How does Coleridge blend the natural and supernatural in "The Rime of the Ancient Mariner"?
Your excellent question points towards the way in which this brilliant poem presents supernatural elements in this poem as vital and inherent parts of a natural world. This is of course linked to the overall theme of the poem which is that every aspect of the natural world has a right to be respected and valued and that it is necessary for humans to recognise this fact to coexist happily with nature. Consider how this theme is expressed towards the end of this poem:
He prayeth best, who loveth best
All things both great and small;
For the dear God who loveth us,
He made and loveth all.
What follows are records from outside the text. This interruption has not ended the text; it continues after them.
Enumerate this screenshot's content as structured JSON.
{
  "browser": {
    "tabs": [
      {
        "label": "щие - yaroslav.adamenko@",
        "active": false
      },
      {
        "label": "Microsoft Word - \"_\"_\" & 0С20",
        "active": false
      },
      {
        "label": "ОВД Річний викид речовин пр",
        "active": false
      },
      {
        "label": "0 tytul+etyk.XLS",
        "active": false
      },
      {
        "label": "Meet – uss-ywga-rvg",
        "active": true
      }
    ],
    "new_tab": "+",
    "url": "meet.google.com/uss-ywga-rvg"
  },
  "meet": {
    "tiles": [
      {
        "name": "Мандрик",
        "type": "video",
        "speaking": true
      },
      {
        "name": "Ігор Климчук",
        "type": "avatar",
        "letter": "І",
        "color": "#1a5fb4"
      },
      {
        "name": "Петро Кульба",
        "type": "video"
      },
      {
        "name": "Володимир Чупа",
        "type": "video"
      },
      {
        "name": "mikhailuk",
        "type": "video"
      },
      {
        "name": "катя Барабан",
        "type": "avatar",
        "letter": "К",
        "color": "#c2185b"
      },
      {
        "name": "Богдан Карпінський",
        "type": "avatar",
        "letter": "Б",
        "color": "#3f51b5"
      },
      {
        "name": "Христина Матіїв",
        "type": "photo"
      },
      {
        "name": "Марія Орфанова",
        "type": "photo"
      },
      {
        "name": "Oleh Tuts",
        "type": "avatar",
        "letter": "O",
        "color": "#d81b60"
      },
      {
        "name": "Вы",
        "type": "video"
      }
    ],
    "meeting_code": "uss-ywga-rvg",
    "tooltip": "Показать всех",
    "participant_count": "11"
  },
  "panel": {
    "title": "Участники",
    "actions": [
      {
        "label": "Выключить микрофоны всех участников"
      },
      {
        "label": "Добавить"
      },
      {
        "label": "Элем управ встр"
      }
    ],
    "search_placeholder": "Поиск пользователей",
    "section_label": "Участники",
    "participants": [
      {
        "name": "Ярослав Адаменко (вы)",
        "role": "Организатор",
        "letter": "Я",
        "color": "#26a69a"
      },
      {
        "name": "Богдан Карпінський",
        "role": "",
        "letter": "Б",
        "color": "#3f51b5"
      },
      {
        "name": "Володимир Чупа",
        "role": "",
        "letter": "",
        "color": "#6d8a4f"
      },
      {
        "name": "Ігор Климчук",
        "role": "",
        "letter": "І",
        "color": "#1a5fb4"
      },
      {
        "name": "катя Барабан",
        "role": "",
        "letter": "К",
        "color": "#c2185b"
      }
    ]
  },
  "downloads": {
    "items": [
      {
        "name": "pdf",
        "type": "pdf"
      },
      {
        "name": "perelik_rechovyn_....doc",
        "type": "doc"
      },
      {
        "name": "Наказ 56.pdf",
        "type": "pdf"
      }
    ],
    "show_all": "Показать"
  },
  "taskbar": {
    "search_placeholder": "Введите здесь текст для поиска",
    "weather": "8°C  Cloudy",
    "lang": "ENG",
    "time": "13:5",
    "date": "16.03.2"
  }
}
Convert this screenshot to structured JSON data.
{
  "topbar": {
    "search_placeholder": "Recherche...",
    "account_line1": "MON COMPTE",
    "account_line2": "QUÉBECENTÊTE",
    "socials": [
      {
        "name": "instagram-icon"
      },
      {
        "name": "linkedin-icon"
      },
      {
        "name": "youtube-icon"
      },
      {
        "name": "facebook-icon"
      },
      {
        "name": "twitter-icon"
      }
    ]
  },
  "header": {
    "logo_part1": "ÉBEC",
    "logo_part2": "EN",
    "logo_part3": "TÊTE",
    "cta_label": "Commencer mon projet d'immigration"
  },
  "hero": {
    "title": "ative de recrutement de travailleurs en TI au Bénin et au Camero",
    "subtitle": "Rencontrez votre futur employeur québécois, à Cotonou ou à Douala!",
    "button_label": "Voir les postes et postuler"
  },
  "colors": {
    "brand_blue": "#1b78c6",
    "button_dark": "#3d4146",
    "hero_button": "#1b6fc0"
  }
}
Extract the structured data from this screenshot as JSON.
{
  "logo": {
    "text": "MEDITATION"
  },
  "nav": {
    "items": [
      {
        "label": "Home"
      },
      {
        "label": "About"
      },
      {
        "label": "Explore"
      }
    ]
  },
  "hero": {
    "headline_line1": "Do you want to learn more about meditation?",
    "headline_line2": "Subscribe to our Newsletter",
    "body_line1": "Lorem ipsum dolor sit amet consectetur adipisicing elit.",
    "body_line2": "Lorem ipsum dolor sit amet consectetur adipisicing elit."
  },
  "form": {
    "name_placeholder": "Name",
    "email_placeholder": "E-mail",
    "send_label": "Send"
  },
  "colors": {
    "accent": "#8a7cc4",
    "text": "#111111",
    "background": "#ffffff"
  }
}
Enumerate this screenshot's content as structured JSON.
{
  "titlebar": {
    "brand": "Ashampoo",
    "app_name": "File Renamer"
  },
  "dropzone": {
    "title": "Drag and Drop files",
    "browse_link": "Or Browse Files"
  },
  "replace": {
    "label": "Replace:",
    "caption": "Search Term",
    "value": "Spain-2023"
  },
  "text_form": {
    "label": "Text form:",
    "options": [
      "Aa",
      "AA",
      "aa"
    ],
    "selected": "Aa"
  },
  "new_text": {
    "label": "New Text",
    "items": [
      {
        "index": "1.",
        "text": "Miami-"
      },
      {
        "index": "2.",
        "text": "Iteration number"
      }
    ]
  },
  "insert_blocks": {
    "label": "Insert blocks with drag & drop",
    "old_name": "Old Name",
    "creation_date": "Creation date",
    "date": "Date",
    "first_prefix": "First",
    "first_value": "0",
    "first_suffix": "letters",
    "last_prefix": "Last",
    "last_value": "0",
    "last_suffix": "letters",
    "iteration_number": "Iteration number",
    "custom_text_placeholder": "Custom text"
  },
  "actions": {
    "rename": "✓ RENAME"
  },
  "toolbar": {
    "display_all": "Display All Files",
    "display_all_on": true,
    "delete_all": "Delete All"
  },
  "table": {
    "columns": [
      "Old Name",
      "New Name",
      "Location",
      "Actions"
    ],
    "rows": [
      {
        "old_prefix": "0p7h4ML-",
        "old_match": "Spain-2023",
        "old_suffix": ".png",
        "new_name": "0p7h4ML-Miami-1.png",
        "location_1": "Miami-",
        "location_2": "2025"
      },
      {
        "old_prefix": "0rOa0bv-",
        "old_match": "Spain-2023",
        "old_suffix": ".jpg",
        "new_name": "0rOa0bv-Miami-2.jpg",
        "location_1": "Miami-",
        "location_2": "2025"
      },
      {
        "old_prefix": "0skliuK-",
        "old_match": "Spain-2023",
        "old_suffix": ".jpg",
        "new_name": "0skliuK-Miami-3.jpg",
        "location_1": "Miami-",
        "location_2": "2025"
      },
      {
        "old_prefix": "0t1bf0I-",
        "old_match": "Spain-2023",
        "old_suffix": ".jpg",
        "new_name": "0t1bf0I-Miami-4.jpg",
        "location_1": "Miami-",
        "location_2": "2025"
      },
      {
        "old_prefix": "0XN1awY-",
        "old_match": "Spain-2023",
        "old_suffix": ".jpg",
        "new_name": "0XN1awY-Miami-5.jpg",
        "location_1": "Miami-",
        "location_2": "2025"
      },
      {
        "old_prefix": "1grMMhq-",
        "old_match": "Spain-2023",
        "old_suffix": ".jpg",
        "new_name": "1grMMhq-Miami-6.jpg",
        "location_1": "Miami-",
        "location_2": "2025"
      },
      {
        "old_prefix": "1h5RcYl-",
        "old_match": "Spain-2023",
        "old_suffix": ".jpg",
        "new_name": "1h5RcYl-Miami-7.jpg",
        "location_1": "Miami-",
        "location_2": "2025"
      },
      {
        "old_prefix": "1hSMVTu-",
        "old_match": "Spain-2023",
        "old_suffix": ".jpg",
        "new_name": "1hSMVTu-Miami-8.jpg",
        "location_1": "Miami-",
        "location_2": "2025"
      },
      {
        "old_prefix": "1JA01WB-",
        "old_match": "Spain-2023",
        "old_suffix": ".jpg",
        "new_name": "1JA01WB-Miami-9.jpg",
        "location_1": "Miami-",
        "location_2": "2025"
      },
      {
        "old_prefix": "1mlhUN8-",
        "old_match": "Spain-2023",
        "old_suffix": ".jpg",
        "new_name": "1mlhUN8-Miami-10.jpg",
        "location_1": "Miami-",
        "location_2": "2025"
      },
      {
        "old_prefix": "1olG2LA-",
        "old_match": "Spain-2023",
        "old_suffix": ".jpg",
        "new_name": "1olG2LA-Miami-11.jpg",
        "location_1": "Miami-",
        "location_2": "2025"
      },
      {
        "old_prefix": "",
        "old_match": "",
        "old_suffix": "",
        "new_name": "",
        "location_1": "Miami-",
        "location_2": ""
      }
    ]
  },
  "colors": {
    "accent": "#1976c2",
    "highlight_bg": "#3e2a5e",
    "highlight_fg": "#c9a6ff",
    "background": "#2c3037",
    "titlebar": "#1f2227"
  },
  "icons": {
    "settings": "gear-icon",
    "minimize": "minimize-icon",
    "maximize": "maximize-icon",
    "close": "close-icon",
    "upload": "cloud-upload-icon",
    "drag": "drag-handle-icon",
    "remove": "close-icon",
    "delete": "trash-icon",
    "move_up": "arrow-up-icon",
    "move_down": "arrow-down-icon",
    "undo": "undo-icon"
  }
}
It is the Mariner's inability to recognise this at the start of the poem that plunges him into a maelstrom-like world where supernatural beings are presented as allegorical figures, representing respectively the powers of retribution, life, death, and nature. You might wish to consider "DEATH" and "LIFE-IN-DEATH" as examples of these kind of figures. The juxtaposition of these supernatural elements with the natural world of which the Mariner forms a part indicates the way in which nature in this poem is presented as containing elements of both the natural and supernatural. It is only when nature is offended that the supernatural elements manifest themselves and need, in turn, to be appeased, in order for the Mariner to mature, develop and gain a measure of freedom after committing his heinous crime.